Scientists have shown how disposable face masks can be recycled for road construction. The work was carried out in the framework of solving the problem of a circular economy for waste generated by a pandemic.

A study published in the journal Science of The Total Environment showed that using recycled face shield material is useful in road construction. A total of about 3 million masks will be required for one kilometer of a two-lane road. This will prevent 93 tons of waste from ending up in landfill.

The new road building material was created by researchers at the Royal Melbourne Institute of Technology (RMIT) in Melbourne, Australia. It is a blend of crushed disposable face masks and processed construction debris designed to meet civil engineering safety standards.

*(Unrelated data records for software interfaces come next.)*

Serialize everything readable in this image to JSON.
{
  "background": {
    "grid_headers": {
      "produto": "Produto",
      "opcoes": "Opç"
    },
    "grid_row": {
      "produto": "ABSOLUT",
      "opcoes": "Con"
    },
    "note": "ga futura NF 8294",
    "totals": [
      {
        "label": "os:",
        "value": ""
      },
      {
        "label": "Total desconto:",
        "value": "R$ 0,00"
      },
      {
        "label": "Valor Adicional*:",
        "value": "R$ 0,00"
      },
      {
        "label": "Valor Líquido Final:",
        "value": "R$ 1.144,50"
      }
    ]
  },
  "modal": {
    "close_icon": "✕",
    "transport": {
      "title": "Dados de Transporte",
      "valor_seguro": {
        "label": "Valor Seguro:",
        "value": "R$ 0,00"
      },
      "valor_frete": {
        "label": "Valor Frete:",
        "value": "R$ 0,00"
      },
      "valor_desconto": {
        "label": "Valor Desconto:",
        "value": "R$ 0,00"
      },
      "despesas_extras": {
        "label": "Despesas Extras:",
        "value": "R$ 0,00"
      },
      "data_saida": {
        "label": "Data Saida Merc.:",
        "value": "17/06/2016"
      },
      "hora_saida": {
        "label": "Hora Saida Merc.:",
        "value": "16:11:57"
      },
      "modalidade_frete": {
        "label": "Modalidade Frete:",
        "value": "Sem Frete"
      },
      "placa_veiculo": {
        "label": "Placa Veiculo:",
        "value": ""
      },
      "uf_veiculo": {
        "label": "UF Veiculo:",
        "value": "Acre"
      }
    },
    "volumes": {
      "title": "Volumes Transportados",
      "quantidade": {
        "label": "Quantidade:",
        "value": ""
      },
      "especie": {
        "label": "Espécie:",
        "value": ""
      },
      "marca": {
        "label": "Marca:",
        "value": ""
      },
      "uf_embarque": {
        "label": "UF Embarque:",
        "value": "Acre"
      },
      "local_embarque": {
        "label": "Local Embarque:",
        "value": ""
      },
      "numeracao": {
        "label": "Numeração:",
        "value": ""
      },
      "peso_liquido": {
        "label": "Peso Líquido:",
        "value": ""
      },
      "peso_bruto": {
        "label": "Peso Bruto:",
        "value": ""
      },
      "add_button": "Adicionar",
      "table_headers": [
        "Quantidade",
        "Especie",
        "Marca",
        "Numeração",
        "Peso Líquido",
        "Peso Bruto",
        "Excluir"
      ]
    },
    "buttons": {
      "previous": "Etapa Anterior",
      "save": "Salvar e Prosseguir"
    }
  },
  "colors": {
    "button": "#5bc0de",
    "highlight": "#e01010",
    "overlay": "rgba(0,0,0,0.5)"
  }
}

Analysis has shown that face masks help add stiffness and strength to final products intended to be used as a base for roads and sidewalks.

The new study is the first to examine the potential uses of disposable surgical masks in civil engineering. The use of personal protective equipment (PPE) has skyrocketed during the COVID-19 pandemic, and it is estimated that around 6.8 billion disposable face masks are used every day worldwide.

Roads are made up of four layers: subgrade, base, base, and asphalt on top. All layers must be strong and flexible to withstand the pressure of heavy vehicles and prevent cracking. Recycled Construction Aggregate – Recycled Concrete Aggregate (RCA) – can potentially be used on its own for three sub-layers. The researchers found that adding crushed face masks to RCA improves the material while addressing environmental concerns in two ways: PPE recycling and construction waste.